ANGOR ADDA, Pakistan (Reuters) - Pakistani forces killed 12 suspected Taliban and al Qaeda fighters on Thursday and arrested 10 in an operation near the Afghan border touted as a demonstration of commitment to the U.S.-led war on terror.
Small-arms fire crackled and a Cobra helicopter swooped overhead firing machineguns at positions in the rugged tribal country just a few kilometres from the Afghan frontier.
Reporters taken by helicopter to the scene, 350 km southwest of the capital Islamabad, saw four dead bodies under blankets and military officials said there were eight more bodies lying where they fell, some with Central Asian features.
"The fighting is still going on," said Major General Faisal Alavi. "Some of these guys got out of the houses and have gone into folds in the ground and into the trees. Our guys are trying to flush them out, but they are putting up very stiff resistance."
Two Pakistani soldiers were wounded by grenades.
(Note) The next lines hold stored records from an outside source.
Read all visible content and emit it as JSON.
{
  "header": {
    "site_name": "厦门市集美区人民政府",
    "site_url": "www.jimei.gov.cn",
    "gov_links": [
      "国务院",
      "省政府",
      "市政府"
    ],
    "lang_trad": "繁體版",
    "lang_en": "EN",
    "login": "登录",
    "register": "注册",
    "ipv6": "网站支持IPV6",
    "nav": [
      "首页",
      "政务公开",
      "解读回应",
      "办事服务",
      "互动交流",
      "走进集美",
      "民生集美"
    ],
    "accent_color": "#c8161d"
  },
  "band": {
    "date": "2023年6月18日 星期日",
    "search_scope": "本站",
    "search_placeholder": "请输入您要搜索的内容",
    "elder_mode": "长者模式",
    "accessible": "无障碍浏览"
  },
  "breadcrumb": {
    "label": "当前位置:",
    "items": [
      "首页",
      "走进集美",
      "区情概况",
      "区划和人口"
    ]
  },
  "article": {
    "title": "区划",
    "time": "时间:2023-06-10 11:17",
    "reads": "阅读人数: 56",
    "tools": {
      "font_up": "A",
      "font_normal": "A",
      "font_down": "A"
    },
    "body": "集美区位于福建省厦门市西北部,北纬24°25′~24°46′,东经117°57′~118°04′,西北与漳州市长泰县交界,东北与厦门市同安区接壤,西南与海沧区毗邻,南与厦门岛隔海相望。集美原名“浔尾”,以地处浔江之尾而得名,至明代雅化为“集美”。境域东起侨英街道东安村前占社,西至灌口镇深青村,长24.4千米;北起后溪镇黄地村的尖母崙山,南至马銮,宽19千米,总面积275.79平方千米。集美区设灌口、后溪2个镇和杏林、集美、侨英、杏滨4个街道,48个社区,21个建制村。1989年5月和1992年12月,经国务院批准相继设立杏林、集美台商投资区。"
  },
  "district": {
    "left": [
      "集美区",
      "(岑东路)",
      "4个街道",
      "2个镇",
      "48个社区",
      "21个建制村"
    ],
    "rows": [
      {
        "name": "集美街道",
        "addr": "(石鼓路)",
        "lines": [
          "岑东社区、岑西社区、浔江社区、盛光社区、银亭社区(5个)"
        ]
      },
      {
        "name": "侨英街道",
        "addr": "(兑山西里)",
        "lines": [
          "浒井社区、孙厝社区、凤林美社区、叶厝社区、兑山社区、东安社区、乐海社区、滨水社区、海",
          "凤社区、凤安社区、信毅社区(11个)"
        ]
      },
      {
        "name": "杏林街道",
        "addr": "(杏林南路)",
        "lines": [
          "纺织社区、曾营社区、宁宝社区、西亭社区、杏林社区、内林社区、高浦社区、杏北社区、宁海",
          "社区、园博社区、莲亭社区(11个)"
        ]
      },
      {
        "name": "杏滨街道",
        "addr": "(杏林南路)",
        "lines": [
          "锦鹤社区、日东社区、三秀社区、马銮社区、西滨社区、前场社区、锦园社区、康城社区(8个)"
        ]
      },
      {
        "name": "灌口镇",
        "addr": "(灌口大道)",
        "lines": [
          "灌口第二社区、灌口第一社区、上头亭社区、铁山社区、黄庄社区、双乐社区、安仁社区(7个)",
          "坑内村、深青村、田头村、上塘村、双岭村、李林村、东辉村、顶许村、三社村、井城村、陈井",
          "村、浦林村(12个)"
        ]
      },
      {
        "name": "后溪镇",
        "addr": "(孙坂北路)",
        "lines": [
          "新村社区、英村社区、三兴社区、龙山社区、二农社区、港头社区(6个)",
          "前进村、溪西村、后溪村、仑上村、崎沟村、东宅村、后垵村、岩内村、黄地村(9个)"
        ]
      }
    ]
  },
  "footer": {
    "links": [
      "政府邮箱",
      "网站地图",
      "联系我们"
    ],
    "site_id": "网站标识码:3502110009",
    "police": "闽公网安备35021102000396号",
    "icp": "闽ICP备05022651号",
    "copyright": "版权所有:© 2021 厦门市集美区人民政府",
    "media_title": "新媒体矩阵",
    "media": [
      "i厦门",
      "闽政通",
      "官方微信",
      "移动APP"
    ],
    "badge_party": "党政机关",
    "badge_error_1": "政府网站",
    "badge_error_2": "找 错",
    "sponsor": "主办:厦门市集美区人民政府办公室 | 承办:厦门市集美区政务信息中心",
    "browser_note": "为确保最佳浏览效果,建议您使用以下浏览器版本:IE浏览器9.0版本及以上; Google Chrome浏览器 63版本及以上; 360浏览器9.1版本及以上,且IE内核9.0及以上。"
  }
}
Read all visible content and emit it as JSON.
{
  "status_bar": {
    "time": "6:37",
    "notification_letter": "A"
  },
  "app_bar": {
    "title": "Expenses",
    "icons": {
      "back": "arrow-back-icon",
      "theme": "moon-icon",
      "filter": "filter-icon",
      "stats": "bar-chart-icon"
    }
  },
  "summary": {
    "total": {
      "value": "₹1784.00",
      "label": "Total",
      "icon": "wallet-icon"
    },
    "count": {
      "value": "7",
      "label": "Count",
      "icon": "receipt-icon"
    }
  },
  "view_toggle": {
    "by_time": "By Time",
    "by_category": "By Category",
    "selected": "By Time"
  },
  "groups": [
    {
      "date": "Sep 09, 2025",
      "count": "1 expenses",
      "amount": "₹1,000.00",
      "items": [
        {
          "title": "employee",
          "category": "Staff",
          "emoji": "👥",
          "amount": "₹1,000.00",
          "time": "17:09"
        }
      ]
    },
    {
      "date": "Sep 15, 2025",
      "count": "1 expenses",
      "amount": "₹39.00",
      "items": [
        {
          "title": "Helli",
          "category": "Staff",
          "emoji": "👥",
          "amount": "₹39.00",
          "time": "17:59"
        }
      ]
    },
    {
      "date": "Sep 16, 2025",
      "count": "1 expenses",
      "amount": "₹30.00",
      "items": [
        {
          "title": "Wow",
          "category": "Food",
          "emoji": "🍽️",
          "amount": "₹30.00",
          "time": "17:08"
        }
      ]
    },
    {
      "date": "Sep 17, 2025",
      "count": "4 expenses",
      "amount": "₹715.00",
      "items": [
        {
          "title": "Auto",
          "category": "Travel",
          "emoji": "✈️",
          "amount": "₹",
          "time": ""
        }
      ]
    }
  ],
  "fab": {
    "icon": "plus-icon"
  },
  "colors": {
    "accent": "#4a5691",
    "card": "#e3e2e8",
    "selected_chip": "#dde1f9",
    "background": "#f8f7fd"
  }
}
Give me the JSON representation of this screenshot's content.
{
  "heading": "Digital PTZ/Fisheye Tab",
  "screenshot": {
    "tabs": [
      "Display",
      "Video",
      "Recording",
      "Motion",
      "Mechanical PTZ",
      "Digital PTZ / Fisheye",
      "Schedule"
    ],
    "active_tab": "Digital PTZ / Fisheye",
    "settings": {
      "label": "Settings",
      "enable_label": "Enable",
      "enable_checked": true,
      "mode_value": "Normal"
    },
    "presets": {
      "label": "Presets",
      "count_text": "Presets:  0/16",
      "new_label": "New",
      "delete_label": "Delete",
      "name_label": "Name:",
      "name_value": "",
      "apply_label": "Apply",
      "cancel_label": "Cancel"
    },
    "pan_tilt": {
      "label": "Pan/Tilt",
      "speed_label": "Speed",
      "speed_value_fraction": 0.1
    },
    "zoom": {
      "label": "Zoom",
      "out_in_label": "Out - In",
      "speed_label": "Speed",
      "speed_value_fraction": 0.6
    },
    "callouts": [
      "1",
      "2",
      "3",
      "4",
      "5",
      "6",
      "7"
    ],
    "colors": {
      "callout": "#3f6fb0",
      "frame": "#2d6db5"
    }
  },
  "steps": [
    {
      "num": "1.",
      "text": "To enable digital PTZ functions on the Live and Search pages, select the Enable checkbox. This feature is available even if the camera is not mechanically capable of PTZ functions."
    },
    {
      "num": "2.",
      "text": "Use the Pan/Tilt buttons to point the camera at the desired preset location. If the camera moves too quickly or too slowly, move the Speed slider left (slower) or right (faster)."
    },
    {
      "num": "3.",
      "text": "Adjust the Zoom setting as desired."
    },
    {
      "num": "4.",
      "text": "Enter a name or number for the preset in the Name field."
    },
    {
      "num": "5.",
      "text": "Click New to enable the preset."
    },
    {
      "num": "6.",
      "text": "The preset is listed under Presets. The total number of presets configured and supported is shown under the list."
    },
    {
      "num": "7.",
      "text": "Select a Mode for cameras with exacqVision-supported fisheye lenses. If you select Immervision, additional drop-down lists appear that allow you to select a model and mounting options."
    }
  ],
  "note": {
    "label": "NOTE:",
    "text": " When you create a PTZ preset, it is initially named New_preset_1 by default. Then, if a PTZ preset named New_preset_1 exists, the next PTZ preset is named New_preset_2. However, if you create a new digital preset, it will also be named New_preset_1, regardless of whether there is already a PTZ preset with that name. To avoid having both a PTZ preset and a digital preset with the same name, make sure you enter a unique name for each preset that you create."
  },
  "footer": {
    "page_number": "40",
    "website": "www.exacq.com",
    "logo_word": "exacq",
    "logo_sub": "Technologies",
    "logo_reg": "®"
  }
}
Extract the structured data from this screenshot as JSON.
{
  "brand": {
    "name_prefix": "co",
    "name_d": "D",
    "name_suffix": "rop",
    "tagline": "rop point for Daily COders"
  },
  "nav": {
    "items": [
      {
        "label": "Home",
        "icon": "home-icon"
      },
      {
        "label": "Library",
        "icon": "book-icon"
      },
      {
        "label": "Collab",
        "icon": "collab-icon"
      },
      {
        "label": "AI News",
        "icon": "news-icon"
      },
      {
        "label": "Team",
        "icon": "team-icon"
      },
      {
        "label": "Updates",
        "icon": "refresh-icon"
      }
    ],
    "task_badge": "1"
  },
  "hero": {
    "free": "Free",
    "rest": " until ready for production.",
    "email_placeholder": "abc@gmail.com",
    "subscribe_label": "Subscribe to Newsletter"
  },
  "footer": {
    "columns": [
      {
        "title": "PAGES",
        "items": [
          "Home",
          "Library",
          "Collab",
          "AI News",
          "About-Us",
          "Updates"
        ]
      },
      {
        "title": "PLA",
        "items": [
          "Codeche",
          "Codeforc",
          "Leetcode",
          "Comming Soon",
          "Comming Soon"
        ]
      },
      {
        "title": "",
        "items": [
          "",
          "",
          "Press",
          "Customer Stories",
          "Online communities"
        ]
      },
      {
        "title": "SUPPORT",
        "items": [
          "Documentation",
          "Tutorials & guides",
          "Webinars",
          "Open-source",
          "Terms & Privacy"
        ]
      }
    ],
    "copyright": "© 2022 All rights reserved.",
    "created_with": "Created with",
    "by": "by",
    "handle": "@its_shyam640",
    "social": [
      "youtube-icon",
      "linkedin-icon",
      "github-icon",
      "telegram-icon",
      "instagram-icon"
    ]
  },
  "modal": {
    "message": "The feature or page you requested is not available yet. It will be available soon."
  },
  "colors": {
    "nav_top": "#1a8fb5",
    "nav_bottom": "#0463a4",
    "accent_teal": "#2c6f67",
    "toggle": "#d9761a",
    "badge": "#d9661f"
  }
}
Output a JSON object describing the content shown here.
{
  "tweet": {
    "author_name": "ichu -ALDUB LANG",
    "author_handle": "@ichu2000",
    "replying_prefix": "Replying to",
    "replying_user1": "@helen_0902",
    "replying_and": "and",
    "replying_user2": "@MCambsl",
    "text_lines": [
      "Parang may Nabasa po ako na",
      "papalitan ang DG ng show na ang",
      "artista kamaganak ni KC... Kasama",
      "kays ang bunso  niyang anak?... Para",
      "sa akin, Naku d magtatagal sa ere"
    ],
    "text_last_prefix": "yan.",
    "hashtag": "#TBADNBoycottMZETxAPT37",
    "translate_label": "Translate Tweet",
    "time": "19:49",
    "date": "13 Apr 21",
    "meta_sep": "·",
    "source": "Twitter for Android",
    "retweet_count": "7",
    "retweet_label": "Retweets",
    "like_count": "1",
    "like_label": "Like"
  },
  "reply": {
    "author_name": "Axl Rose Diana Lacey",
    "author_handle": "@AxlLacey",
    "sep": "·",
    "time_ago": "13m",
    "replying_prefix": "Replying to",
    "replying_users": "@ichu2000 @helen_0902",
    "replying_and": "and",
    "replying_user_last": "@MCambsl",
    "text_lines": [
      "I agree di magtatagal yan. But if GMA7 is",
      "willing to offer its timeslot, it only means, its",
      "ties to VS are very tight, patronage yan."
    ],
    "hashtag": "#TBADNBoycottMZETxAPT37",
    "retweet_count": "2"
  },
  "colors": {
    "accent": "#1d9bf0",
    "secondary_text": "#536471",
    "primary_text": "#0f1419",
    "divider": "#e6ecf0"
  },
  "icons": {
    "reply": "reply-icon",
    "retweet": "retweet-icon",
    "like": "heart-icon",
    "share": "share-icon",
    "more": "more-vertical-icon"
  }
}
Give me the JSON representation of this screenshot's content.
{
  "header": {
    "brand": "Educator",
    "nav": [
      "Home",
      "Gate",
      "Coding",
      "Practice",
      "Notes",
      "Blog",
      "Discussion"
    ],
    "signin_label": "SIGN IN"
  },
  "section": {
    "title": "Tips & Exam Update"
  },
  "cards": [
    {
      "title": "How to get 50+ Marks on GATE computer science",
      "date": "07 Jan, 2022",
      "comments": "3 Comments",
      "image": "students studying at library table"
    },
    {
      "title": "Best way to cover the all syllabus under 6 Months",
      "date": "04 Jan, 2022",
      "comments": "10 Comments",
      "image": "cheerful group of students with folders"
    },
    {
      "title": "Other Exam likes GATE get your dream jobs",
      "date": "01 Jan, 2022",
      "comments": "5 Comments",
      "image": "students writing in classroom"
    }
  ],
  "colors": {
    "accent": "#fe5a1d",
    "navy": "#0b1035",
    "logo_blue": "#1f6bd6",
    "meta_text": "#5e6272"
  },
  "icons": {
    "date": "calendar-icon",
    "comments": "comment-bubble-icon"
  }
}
Ten fighters were arrested, four possibly of Arabic origin and six apparently Pakistanis or Afghans. Some of the detainees were blindfolded and all had their hands tied behind their backs.
A large cache of arms, mines and basic surveillance equipment was found in one of the rebel compounds, located around 2 km from the dusty frontier town of Angor Adda.
Alavi, commander of special forces in the area where the operation is taking place, said some captives appeared to be from Afghanistan (news - web sites)'s ousted Taliban regime. The presence of foreign fighters at the scene suggested al Qaeda involvement.
The sweep came on the same day U.S. Deputy Secretary of State Richard Armitage had been expected in Pakistan on a regional tour. But his visit was delayed because of "scheduling issues", said Foreign Ministry spokesman Masood Khan.
The visit by Armitage, who has questioned the commitment of some in Pakistan's security community, would be rescheduled, Khan said. He is due to tour Pakistan, Afghanistan and Central Asia.
FIGHTERS CROSS FROM AFGHANISTAN
Alavi told reporters Pakistani troops had surrounded a compound late on Wednesday where they believed al Qaeda fighters were hiding.
He said about 40 militants had been seen crossing into Pakistan's semi-autonomous South Waziristan agency carrying the bodies of fighters killed in clashes inside Afghanistan.
Afghanistan has long accused Islamabad of not doing enough to stop Islamic militants it says cross from Pakistan's remote border regions to carry out strikes on U.S. and Afghan targets.
Most of the cross-border raids have been blamed on remnants of the hardline Taliban regime ousted from power in late 2001 and resurgent in some parts of Afghanistan.
Major General Shaukat Sultan, Pakistan military spokesman, said the rebels in the latest clash could have been involved in the raids, including one on U.S. soldiers near their base at Shkin this week in which one soldier was killed and two injured.
Many Taliban and al Qaeda guerrillas are believed to have taken refuge in Pakistan's border areas since U.S. bombing began in Afghanistan two years ago.
Pakistan says it has arrested about 500 al Qaeda members since the September 11, 2001, attacks on the United States. They include Khalid Sheikh Mohammed, the suspected mastermind of the September 11 plot.
Pakistani and U.S. officials suspect that Saudi-born militant Osama bin Laden (news - web sites) and his deputy, Ayman al-Zawahri, may be hiding in the Pakistan-Afghanistan border area.
An audio tape purporting to be of Zawahri was aired on Arabic television channels last week in which he urged Pakistanis to overthrow Pakistan President Pervez Musharraf for "betraying" Islam by supporting U.S. military action in Afghanistan.
A Pakistani military statement said no foreign troops or agents were involved in the operation, a sensitive issue in a country where the Islamic right is flexing its political muscle and opposes the presence of U.S. intelligence agents.
"Being a frontline coalition partner in the war on terrorism, this operation manifests Pakistan's commitment to eliminate terrorism in all its forms from her soil," the military said. LINK HERE